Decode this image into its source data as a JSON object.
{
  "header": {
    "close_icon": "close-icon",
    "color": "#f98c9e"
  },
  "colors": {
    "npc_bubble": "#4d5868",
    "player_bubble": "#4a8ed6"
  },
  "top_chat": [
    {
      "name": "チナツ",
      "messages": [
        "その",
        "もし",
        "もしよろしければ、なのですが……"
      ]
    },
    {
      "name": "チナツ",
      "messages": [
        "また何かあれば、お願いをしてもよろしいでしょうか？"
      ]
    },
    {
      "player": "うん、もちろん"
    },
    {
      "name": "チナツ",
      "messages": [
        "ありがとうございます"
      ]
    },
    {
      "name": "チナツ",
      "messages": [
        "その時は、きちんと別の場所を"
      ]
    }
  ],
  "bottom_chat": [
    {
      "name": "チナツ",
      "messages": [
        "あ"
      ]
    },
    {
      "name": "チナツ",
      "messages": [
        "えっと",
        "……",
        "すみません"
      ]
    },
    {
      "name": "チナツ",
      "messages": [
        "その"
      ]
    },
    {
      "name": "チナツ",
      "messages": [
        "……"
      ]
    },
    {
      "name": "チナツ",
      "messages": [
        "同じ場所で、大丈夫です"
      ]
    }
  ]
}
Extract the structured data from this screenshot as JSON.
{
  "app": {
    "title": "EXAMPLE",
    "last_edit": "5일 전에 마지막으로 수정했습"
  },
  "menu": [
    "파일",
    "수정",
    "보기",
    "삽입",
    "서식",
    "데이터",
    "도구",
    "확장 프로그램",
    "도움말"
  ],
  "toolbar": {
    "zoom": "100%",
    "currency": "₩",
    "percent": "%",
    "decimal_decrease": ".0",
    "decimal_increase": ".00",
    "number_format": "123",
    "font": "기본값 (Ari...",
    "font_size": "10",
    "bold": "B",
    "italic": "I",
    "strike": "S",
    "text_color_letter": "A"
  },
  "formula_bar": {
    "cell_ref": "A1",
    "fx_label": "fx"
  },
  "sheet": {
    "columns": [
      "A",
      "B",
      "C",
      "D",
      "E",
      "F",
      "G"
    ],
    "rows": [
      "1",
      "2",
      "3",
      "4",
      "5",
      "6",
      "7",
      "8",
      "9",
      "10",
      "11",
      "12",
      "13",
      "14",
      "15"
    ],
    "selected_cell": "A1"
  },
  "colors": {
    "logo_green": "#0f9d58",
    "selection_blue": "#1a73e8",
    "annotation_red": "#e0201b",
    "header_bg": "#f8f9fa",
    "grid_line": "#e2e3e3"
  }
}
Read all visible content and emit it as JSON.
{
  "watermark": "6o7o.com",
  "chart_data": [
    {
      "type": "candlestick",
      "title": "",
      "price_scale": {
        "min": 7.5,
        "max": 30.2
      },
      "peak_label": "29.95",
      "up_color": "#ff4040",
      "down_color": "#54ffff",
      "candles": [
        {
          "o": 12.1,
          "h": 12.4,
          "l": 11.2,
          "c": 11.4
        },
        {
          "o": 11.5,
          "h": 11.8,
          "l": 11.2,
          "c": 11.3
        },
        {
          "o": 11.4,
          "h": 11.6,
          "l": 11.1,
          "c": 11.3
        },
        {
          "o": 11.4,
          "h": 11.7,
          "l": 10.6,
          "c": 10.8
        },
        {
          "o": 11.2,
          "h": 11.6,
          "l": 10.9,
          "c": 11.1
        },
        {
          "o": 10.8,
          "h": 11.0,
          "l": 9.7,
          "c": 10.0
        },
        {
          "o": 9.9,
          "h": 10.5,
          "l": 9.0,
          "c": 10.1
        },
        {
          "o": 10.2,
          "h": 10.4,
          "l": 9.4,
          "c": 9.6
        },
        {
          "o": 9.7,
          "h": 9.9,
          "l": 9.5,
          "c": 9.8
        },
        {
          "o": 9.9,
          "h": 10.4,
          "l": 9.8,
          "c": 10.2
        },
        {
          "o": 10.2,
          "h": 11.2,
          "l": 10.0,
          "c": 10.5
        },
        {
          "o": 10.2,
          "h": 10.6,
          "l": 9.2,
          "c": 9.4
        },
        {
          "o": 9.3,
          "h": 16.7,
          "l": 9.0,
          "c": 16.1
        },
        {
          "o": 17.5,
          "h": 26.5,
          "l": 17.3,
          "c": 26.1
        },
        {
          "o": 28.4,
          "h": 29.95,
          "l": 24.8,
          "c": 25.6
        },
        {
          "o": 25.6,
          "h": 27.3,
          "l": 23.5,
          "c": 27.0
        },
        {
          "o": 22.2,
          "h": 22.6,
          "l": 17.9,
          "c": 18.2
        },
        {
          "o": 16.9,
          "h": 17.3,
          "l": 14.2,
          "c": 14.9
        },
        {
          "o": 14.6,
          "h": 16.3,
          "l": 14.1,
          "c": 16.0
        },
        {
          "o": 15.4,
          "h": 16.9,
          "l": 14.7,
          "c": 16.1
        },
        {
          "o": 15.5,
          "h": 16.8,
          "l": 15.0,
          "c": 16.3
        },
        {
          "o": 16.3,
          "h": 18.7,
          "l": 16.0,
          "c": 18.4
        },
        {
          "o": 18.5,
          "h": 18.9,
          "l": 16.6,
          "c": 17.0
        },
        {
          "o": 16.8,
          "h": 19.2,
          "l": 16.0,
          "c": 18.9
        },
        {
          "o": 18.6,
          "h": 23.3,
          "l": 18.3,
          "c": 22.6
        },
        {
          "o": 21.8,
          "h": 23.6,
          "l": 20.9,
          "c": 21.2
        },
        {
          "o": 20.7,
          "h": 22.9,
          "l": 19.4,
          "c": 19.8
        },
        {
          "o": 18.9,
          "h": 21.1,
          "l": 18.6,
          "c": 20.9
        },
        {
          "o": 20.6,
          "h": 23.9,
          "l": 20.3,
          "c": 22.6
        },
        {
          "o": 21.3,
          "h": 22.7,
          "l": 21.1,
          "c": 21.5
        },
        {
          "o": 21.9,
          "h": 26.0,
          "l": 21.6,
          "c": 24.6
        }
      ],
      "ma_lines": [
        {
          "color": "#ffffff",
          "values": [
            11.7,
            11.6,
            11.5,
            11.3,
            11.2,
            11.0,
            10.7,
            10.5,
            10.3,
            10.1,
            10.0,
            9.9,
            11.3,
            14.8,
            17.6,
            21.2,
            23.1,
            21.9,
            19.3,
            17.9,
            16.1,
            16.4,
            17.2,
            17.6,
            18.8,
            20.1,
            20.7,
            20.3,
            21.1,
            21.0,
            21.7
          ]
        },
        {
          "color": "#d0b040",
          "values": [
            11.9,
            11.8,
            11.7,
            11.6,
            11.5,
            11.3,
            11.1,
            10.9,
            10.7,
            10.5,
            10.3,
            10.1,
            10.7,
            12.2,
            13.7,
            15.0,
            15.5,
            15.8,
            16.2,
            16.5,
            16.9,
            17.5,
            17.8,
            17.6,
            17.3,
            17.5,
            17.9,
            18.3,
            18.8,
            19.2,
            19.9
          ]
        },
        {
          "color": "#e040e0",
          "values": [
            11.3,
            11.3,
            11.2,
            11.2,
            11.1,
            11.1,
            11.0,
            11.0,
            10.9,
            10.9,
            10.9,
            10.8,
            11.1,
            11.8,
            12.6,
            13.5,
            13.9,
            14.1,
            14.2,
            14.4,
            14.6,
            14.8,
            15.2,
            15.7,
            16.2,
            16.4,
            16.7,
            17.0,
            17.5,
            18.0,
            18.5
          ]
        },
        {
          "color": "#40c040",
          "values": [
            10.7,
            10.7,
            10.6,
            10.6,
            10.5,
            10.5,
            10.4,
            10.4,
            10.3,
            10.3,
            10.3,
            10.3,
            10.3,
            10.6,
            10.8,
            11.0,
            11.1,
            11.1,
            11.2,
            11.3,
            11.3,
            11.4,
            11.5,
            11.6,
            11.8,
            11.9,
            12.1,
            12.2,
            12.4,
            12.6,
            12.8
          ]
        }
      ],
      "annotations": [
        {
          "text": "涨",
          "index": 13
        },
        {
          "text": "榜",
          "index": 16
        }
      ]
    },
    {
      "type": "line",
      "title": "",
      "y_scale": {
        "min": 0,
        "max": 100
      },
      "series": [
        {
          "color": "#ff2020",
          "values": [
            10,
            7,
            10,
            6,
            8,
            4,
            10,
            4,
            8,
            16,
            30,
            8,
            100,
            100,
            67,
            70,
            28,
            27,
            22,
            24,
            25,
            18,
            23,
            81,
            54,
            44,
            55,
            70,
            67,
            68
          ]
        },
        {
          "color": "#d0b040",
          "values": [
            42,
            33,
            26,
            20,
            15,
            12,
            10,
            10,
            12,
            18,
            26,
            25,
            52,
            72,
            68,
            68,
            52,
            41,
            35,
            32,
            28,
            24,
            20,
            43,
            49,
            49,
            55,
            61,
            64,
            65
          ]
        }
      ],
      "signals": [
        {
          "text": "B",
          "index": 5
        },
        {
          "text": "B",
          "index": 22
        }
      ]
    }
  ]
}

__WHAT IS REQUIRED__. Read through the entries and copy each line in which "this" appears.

__EXPECTED OUTPUT__.
Decode this image into its source data as a JSON object.
Extract the structured data from this screenshot as JSON.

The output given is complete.